### Exercise brief
Retype exactly the span of lines below from the one with "Enumerate this screenshot's" through the one with "Transcribe this image's". Do not include pictures.

### Given records
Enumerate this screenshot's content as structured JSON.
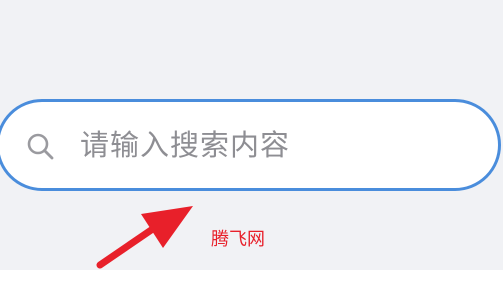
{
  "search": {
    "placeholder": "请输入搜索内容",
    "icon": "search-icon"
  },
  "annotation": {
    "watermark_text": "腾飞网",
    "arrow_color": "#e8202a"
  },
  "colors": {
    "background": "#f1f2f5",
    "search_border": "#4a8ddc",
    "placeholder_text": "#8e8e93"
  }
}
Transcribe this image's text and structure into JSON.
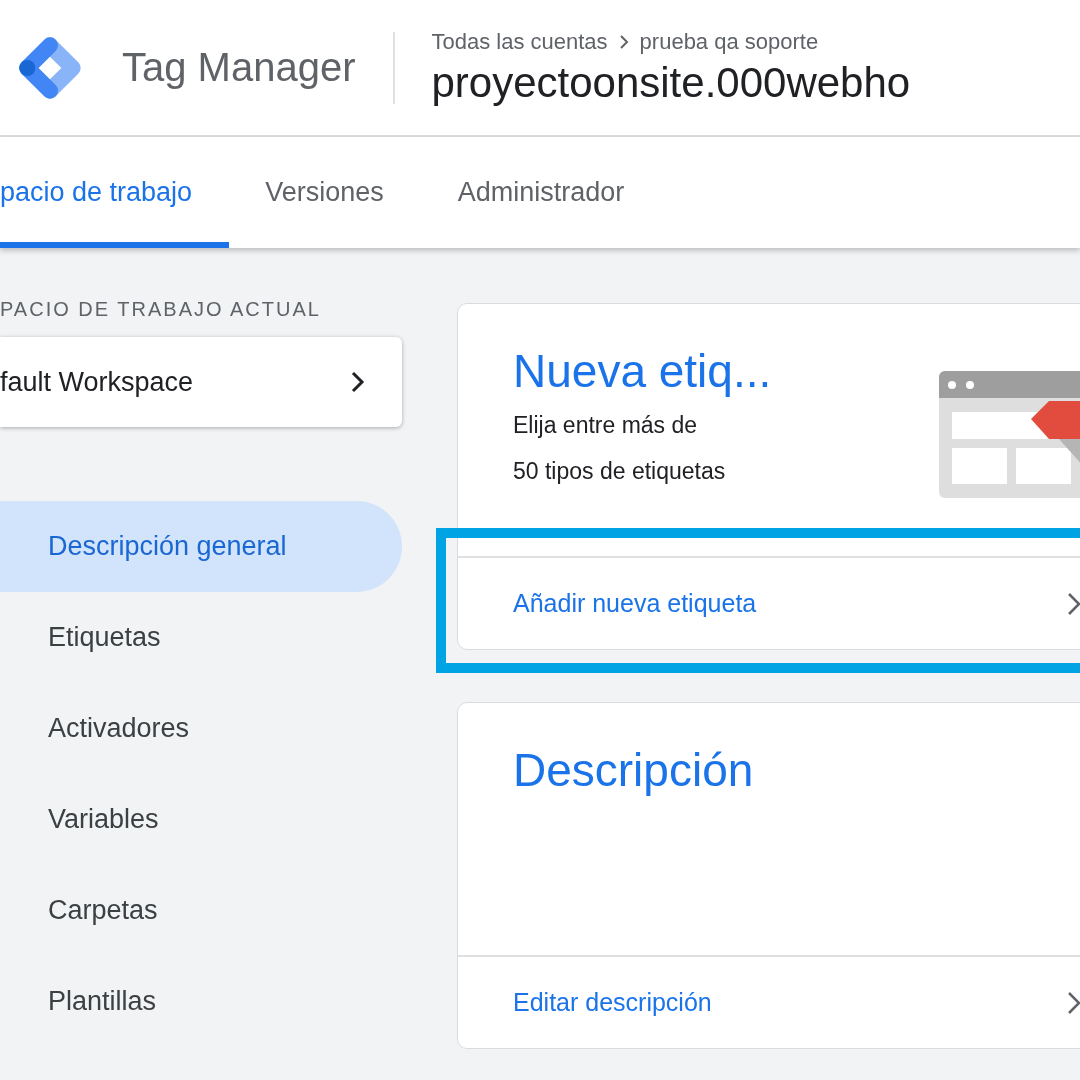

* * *

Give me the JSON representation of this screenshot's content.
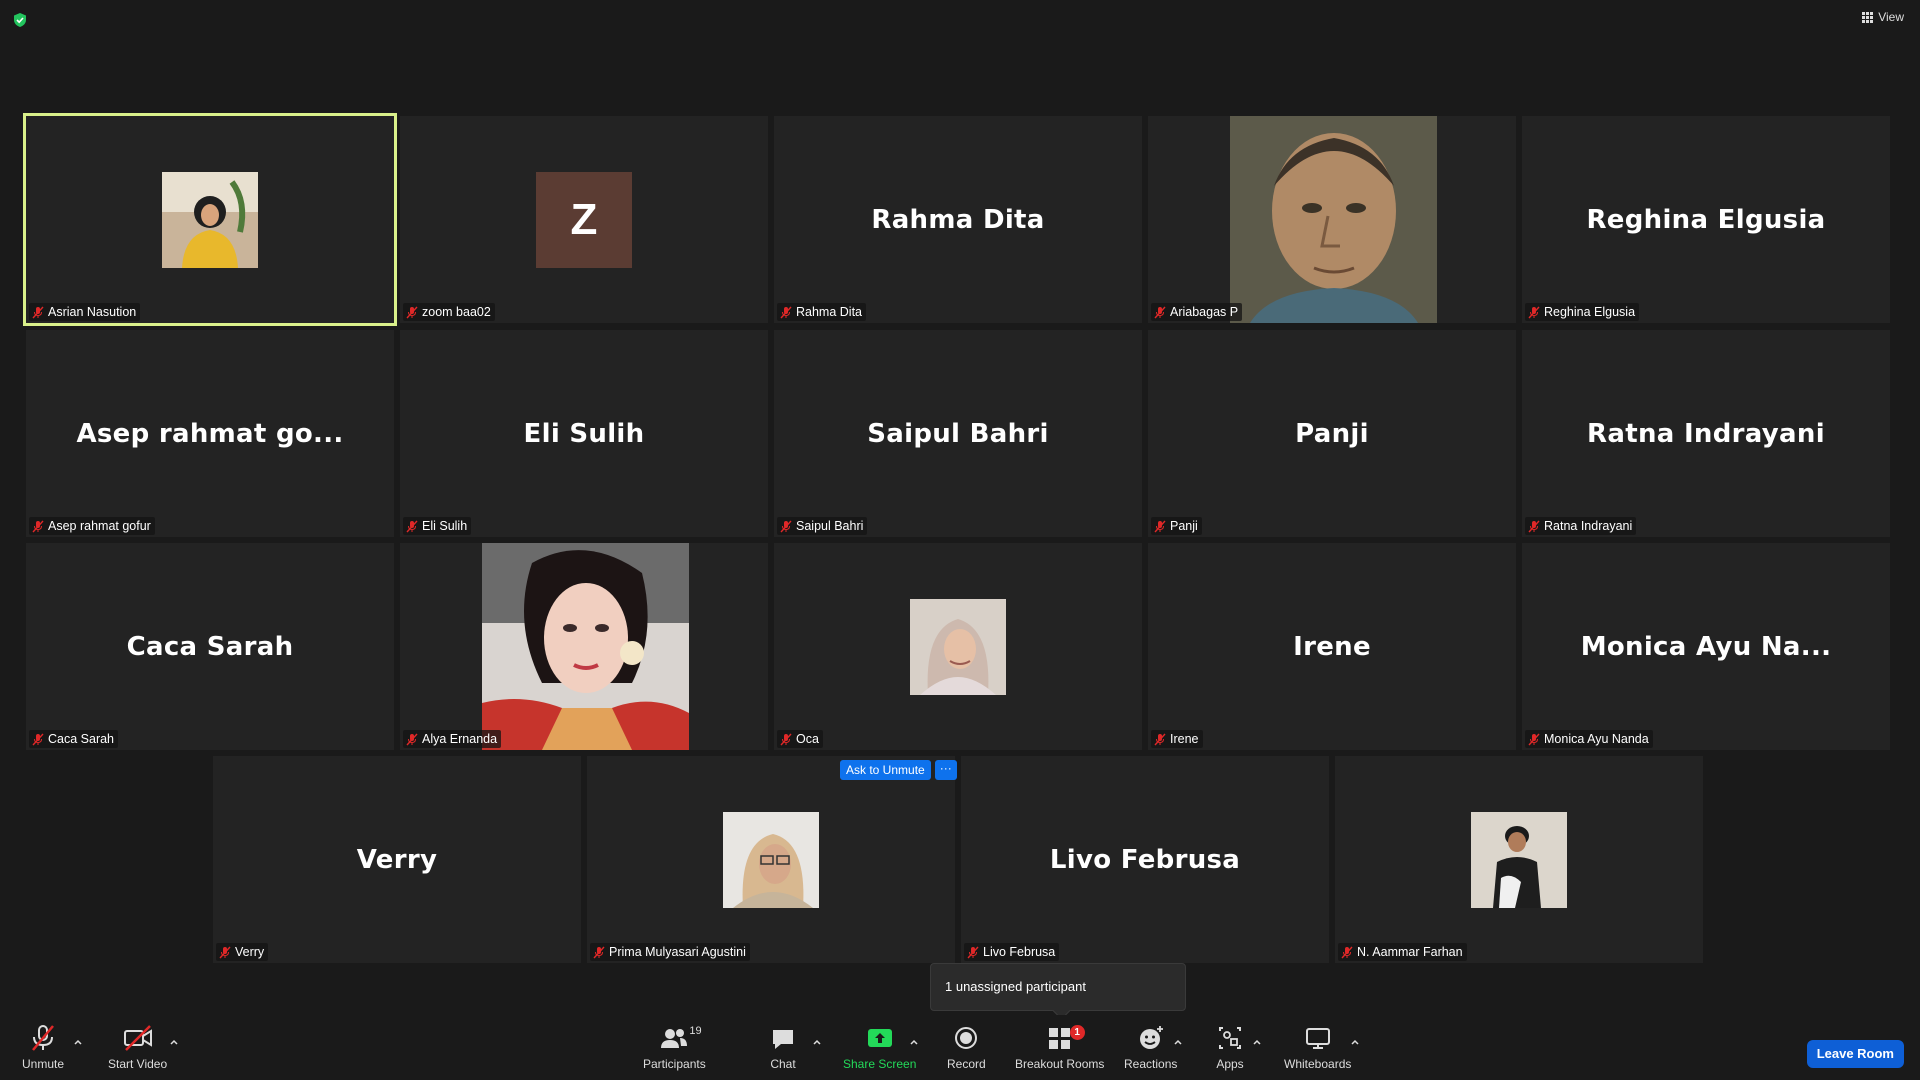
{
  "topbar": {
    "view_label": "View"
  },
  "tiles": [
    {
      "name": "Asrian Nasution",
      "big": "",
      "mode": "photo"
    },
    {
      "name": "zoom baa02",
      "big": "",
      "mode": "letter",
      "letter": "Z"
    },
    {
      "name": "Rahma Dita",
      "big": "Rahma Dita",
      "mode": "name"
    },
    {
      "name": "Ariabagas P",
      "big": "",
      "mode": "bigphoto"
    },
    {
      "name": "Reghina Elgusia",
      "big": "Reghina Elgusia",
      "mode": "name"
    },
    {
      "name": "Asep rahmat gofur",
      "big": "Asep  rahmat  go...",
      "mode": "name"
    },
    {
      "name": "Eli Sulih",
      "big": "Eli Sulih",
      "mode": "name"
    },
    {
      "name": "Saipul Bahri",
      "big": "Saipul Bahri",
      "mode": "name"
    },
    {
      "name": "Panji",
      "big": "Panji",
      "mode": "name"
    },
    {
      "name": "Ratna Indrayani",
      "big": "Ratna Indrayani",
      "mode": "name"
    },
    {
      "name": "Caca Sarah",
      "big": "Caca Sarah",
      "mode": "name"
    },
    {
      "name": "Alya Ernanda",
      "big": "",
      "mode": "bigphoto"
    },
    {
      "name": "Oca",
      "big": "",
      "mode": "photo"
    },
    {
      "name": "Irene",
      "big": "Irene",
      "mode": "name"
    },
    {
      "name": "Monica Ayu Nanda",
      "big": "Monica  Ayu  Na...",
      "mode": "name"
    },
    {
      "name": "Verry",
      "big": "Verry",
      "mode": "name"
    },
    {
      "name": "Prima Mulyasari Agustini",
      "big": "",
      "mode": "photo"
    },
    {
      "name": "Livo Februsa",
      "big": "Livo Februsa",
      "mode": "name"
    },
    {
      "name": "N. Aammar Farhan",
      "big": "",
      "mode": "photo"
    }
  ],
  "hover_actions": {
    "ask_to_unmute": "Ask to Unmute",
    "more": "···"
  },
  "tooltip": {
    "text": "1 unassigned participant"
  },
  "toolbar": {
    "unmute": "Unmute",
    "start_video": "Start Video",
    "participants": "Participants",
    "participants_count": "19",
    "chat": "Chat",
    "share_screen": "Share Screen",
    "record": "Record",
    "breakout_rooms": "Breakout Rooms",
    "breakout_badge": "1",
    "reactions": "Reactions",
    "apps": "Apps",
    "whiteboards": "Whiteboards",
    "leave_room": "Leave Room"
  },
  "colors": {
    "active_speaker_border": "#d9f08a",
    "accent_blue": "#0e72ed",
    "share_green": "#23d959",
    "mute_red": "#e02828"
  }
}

### Task answer
Enumerate this screenshot's content as structured JSON.
{
  "search": {
    "placeholder": "请输入搜索内容",
    "icon": "search-icon"
  },
  "annotation": {
    "watermark_text": "腾飞网",
    "arrow_color": "#e8202a"
  },
  "colors": {
    "background": "#f1f2f5",
    "search_border": "#4a8ddc",
    "placeholder_text": "#8e8e93"
  }
}
Transcribe this image's text and structure into JSON.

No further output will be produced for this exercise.